-- PROBLEM STATEMENT --
Give the count of lines in the records that contain the string "Acessórios", and write nothing but that number.

(App and web page records)

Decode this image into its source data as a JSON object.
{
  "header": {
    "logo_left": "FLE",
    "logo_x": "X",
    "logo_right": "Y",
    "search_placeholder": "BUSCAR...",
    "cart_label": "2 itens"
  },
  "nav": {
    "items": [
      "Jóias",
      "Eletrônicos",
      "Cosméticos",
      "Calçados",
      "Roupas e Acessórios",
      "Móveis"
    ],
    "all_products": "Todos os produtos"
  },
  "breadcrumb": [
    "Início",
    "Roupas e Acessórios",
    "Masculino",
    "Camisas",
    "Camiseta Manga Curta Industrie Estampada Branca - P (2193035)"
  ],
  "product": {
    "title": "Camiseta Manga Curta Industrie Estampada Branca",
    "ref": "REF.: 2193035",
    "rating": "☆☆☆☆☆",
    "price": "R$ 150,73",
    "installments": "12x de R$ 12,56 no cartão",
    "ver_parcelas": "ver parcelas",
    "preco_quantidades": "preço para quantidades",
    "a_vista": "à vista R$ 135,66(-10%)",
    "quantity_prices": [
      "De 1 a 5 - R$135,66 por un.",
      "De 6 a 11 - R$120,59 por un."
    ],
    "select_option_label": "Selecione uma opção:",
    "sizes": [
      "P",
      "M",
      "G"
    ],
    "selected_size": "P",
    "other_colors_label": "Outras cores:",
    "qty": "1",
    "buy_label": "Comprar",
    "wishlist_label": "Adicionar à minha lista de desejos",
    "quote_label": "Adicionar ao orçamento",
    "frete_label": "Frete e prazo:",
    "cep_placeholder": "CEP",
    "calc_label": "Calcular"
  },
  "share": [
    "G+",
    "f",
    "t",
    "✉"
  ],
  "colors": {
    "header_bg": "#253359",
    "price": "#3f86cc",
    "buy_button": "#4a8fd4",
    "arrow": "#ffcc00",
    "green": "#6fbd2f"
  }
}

-- RESPONSE FOR THIS EXERCISE --
2